##### PROVIDED RECORDS
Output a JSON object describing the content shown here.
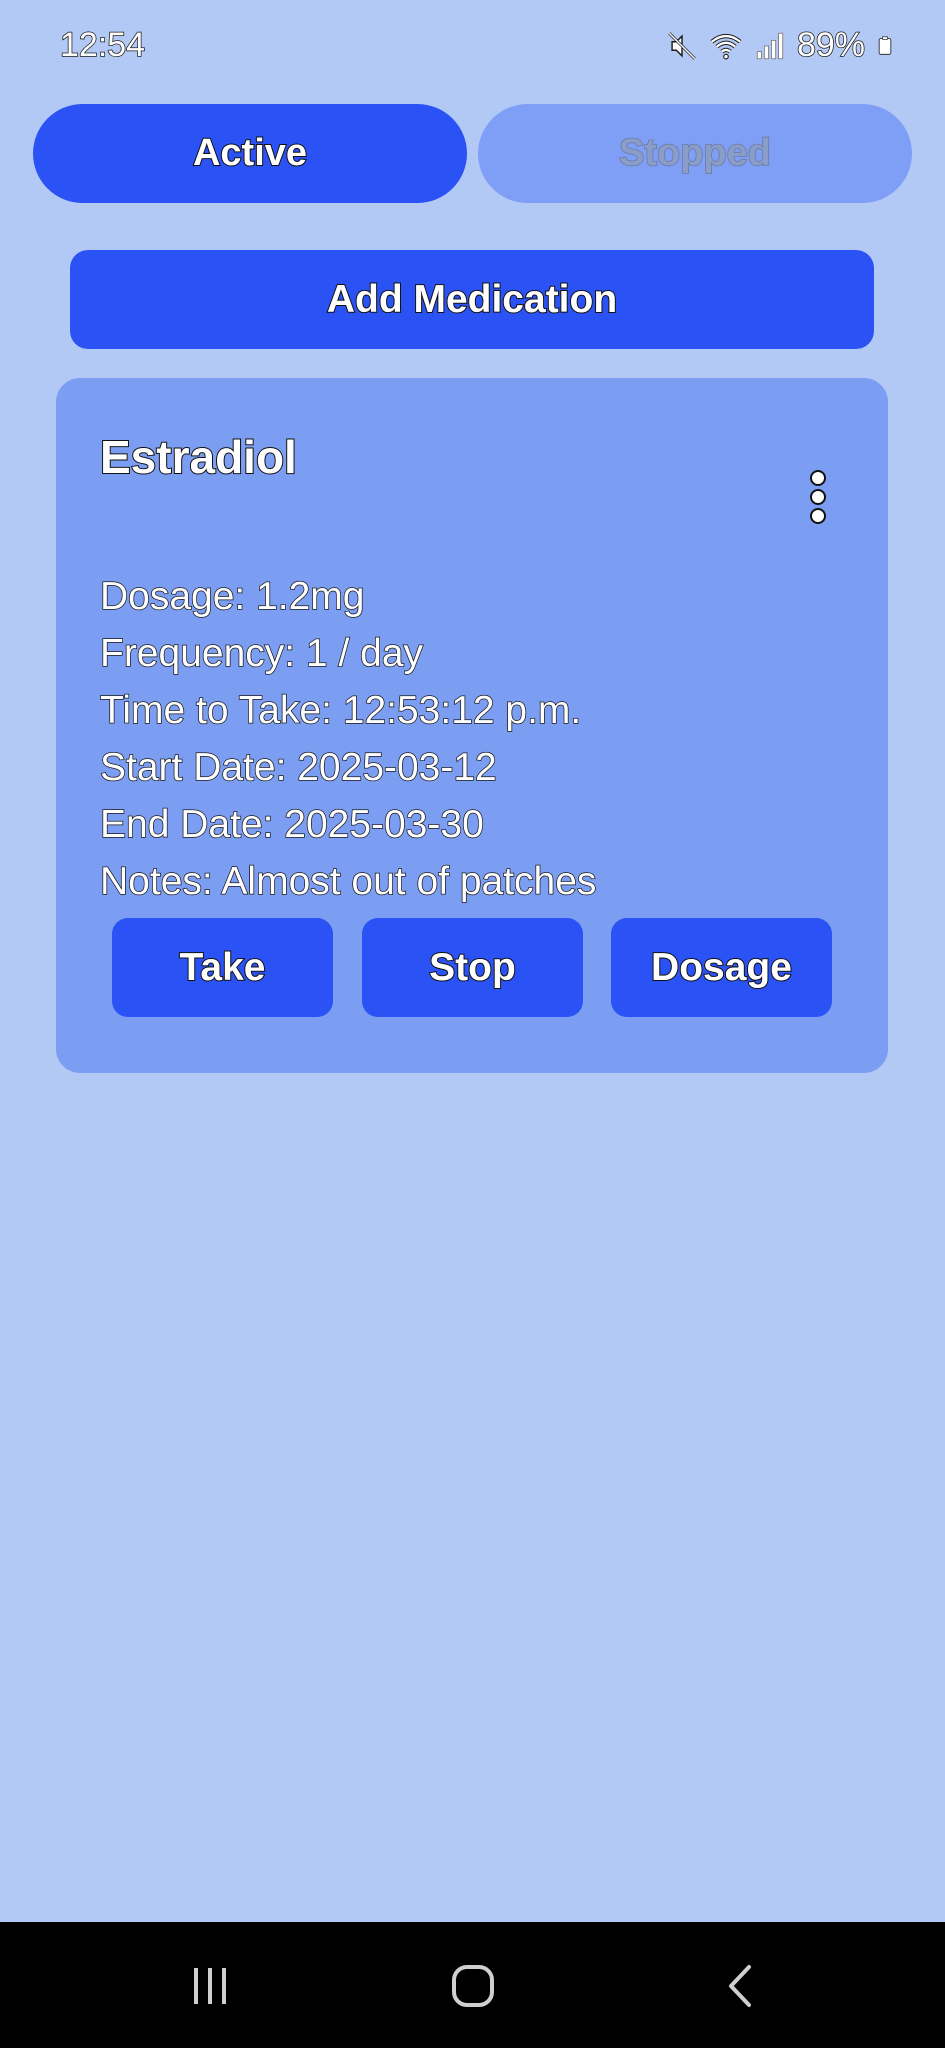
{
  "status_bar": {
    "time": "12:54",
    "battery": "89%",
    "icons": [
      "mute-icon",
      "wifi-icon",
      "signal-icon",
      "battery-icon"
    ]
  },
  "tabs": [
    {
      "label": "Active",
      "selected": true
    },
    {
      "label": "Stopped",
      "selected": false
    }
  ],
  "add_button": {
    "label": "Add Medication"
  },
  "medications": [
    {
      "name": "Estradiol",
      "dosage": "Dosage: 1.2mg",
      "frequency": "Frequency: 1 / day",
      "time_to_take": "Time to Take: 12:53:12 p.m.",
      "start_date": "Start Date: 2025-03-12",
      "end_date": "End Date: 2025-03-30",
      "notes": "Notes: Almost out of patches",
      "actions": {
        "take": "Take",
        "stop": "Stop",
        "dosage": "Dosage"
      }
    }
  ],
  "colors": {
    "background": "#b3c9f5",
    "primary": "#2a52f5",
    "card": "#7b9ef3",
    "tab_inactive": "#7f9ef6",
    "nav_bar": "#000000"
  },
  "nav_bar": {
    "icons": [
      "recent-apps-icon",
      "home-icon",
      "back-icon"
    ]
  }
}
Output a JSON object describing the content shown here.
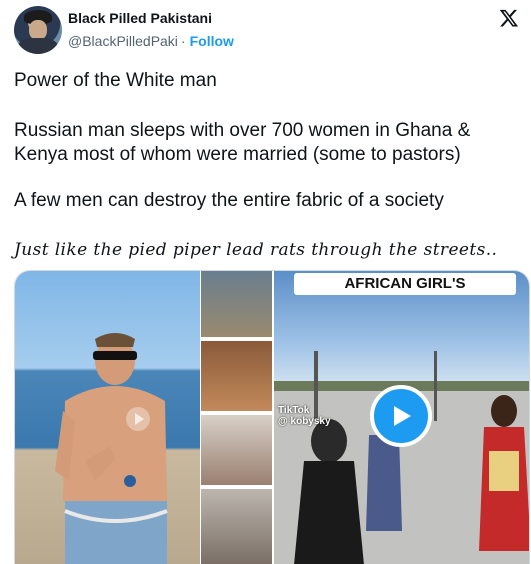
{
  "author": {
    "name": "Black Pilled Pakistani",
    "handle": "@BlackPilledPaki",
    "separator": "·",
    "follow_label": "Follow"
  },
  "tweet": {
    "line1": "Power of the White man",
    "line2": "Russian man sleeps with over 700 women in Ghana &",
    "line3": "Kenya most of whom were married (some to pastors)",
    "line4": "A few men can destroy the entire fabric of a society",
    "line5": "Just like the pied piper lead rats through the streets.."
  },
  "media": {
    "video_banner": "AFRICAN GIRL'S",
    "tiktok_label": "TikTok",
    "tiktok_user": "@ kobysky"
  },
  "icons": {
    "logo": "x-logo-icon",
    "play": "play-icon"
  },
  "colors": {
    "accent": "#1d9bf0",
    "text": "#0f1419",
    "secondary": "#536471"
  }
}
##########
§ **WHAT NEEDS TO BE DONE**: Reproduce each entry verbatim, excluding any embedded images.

§ **EXPECTED OUTPUT**:
Output a JSON object describing the content shown here.
{
  "status_bar": {
    "time": "12:54",
    "battery": "89%",
    "icons": [
      "mute-icon",
      "wifi-icon",
      "signal-icon",
      "battery-icon"
    ]
  },
  "tabs": [
    {
      "label": "Active",
      "selected": true
    },
    {
      "label": "Stopped",
      "selected": false
    }
  ],
  "add_button": {
    "label": "Add Medication"
  },
  "medications": [
    {
      "name": "Estradiol",
      "dosage": "Dosage: 1.2mg",
      "frequency": "Frequency: 1 / day",
      "time_to_take": "Time to Take: 12:53:12 p.m.",
      "start_date": "Start Date: 2025-03-12",
      "end_date": "End Date: 2025-03-30",
      "notes": "Notes: Almost out of patches",
      "actions": {
        "take": "Take",
        "stop": "Stop",
        "dosage": "Dosage"
      }
    }
  ],
  "colors": {
    "background": "#b3c9f5",
    "primary": "#2a52f5",
    "card": "#7b9ef3",
    "tab_inactive": "#7f9ef6",
    "nav_bar": "#000000"
  },
  "nav_bar": {
    "icons": [
      "recent-apps-icon",
      "home-icon",
      "back-icon"
    ]
  }
}
Output a JSON object describing the content shown here.
{
  "author": {
    "name": "Black Pilled Pakistani",
    "handle": "@BlackPilledPaki",
    "separator": "·",
    "follow_label": "Follow"
  },
  "tweet": {
    "line1": "Power of the White man",
    "line2": "Russian man sleeps with over 700 women in Ghana &",
    "line3": "Kenya most of whom were married (some to pastors)",
    "line4": "A few men can destroy the entire fabric of a society",
    "line5": "Just like the pied piper lead rats through the streets.."
  },
  "media": {
    "video_banner": "AFRICAN GIRL'S",
    "tiktok_label": "TikTok",
    "tiktok_user": "@ kobysky"
  },
  "icons": {
    "logo": "x-logo-icon",
    "play": "play-icon"
  },
  "colors": {
    "accent": "#1d9bf0",
    "text": "#0f1419",
    "secondary": "#536471"
  }
}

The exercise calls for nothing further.